Howl features parts of the poem Howl. In animation. It also features re-created interviews with Allen Ginsburg, played by James Franco. And court scenes, with the actual transcripts from the obscenity trial faced by Howl's publisher. Poetry on film hardly ever works (or never works, save Bright Star). Trial scenes are boring, animations are tedious, bio-pic scenes are alright but not exciting (except the fact that it has the handsomest cast in recent times: Franco, Jon Hamm, David Strathairn, Alessandro Nivola).
Nowhere Boy is the feature debut of video artist Sam Taylor Wood. Surprisingly, it's a vey straight-forward (albeit very well-made) bio-pic about the early years of John Lennon in Liverpool. It's also very much about motherhood. What realy surprised me though (maybe I know too little about The Beatles) is how much of a troublemaker/womanizer/punk Lennon appears to be, especially compared to the younger-but-wiser McCartney. And how gorgeous Kristin Scott Thomas looks, even as she ages.
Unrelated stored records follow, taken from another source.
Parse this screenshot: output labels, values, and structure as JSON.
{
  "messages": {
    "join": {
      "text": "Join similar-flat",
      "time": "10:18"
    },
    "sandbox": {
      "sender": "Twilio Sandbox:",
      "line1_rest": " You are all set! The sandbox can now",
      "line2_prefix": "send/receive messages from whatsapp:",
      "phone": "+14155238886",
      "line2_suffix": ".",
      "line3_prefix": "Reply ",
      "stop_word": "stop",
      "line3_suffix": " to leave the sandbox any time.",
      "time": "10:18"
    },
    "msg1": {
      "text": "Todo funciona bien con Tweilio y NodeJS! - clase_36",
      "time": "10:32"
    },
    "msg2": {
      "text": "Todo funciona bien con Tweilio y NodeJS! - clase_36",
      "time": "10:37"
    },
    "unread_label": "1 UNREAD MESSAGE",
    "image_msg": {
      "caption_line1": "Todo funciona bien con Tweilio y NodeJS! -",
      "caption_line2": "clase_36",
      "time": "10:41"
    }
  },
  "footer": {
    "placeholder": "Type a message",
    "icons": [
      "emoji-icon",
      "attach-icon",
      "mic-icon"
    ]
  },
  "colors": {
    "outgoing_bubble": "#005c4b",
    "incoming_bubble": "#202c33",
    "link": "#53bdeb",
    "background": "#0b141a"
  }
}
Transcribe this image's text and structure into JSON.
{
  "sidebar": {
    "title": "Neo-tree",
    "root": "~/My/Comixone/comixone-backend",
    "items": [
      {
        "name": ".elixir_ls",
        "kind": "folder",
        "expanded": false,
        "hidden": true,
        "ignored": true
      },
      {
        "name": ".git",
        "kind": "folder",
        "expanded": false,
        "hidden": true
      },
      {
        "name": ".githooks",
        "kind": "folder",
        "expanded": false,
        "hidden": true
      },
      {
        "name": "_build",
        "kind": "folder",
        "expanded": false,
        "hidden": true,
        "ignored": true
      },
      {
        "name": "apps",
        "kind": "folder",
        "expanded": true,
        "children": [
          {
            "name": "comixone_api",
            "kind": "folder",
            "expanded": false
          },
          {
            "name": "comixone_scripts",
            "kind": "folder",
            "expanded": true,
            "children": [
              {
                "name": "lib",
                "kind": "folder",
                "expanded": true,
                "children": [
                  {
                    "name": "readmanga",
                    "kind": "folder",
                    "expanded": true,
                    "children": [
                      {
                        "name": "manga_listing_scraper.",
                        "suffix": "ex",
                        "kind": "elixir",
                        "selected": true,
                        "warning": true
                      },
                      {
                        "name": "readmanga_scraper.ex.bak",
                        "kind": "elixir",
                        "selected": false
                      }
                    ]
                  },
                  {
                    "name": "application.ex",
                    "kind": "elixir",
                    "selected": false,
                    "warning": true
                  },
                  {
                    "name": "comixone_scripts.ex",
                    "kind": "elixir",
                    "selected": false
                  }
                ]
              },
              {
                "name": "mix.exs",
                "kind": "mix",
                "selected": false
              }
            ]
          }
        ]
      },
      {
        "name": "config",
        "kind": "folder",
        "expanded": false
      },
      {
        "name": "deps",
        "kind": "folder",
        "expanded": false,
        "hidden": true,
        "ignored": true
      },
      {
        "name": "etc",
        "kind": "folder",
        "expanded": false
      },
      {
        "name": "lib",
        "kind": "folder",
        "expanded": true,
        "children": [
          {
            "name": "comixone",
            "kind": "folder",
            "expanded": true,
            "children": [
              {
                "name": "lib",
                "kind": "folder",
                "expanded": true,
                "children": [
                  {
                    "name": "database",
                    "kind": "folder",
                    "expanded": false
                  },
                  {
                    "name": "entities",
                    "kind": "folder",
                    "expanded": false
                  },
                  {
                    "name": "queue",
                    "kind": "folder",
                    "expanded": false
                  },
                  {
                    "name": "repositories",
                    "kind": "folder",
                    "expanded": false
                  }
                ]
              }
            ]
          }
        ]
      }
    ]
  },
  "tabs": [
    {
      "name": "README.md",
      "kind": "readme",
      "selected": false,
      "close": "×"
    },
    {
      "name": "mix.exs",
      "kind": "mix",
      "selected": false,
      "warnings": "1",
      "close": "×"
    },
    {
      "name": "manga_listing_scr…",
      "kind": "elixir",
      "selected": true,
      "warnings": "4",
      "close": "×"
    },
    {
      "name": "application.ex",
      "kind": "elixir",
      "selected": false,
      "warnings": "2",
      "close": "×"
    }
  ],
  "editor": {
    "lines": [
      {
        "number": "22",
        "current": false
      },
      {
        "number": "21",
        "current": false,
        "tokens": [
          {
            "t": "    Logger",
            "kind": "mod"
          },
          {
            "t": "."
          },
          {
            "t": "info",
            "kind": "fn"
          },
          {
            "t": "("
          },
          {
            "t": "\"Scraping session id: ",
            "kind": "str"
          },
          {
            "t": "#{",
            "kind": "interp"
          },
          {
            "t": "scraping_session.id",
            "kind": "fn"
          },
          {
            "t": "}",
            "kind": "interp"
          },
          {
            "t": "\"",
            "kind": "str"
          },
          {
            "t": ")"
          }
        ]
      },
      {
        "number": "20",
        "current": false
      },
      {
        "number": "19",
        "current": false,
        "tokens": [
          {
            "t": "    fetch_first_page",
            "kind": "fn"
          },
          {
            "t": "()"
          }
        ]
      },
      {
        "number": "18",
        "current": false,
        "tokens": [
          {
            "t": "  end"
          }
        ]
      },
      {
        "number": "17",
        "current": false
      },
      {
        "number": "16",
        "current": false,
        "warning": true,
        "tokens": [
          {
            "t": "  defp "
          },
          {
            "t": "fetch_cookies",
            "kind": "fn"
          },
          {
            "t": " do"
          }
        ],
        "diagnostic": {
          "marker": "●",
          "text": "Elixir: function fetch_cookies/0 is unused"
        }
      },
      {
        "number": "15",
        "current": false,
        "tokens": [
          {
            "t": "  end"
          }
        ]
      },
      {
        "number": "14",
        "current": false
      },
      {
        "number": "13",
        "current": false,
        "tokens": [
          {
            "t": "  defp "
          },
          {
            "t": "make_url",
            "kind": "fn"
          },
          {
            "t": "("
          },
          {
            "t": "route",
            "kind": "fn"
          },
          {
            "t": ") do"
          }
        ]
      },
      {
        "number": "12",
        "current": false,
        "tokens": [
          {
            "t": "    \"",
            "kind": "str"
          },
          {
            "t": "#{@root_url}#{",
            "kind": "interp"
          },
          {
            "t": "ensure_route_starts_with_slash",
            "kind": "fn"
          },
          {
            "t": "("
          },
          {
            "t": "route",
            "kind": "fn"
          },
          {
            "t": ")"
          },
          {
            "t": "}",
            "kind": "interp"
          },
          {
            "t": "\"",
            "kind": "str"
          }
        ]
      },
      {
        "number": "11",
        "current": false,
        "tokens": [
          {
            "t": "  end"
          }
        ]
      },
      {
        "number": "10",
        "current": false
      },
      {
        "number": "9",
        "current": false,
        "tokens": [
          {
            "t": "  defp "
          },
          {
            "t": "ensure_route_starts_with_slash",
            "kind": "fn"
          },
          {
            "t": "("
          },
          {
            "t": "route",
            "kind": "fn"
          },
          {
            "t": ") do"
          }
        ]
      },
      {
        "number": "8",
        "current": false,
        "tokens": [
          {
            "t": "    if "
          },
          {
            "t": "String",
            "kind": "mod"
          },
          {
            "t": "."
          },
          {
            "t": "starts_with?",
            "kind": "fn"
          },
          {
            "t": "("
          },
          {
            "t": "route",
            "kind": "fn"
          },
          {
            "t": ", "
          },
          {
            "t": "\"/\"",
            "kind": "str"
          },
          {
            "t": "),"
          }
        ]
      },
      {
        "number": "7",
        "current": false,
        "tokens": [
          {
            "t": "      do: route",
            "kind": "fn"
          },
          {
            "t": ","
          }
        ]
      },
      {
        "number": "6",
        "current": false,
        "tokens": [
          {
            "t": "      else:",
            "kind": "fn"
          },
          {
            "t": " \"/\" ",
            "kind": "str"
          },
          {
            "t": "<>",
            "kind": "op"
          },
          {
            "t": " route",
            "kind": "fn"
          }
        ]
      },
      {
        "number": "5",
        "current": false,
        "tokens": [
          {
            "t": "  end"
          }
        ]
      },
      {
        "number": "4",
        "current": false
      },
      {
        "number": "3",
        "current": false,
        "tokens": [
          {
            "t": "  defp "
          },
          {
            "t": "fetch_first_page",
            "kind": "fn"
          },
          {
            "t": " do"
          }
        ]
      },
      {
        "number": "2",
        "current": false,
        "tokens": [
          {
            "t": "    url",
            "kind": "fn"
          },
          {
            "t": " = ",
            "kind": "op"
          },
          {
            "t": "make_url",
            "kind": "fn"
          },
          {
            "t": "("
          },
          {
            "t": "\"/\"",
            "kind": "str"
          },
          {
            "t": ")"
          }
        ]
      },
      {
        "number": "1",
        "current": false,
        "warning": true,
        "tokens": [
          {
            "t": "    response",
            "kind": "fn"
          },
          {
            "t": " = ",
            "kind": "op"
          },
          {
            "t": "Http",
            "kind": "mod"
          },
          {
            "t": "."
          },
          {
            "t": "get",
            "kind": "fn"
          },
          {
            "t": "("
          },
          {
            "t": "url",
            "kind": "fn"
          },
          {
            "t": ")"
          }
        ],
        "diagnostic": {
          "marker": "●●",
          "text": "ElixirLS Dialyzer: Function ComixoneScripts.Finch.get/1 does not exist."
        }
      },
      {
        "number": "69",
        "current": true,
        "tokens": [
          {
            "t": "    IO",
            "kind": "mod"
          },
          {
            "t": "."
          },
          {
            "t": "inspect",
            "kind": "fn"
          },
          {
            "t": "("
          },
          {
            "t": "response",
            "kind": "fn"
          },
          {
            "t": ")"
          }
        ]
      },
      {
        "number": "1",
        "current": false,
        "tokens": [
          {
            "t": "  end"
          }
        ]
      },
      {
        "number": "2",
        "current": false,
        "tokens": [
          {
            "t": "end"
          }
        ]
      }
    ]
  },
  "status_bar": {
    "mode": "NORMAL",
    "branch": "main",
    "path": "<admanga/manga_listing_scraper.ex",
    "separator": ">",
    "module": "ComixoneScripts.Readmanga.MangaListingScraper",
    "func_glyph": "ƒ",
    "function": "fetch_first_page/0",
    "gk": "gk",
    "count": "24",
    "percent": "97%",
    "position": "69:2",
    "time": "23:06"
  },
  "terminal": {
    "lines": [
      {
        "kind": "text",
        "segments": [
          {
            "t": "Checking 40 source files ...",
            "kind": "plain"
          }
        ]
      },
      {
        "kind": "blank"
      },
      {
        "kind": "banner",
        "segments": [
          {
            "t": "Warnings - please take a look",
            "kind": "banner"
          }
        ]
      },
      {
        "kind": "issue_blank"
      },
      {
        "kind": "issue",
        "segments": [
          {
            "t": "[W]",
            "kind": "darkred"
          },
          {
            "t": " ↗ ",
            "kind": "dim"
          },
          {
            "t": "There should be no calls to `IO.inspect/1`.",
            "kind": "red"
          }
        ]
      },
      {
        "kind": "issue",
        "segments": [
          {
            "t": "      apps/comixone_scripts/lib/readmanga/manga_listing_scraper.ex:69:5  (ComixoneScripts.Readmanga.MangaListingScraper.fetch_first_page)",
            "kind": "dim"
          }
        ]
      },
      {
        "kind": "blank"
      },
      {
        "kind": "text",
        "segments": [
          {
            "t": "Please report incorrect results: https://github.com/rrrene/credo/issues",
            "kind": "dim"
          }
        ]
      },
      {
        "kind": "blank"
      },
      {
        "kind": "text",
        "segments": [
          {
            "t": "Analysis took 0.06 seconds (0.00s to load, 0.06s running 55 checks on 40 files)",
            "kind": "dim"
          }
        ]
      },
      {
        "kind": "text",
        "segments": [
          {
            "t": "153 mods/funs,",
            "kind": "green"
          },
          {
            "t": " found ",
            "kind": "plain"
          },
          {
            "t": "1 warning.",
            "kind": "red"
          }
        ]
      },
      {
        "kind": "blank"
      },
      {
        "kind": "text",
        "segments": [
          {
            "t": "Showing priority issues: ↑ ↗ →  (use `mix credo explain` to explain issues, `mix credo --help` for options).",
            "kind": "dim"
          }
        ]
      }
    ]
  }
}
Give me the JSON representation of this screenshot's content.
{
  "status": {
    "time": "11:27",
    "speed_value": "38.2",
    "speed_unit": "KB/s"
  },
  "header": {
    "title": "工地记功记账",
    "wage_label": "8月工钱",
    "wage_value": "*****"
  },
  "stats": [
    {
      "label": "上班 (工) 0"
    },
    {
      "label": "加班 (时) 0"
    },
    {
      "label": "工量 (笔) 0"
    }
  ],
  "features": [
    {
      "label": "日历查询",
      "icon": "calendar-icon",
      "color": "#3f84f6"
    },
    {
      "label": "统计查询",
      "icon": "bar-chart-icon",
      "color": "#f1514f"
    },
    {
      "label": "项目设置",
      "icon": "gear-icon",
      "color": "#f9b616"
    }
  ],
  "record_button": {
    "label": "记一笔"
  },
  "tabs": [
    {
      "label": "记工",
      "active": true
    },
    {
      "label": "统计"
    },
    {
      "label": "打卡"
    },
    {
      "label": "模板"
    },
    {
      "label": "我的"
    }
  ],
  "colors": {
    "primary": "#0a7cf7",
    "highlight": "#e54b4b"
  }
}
Jaco van Dormael's Mr. Nobody is a very strange and very beautifully made film. It starts in 2092, when the oldest - and the only mortal - human begins to tell his life story. What makes it interesting though, is that among the (possibly to large) parallel/possible stories he is telling, he doesn't know which one is real. Neither do we. Nor does it really matter. It could have been slightly shorter, but then again, I say that about every film over 110' long.
This Sheldon cartoon summarizes Mr. Nobody perfectly.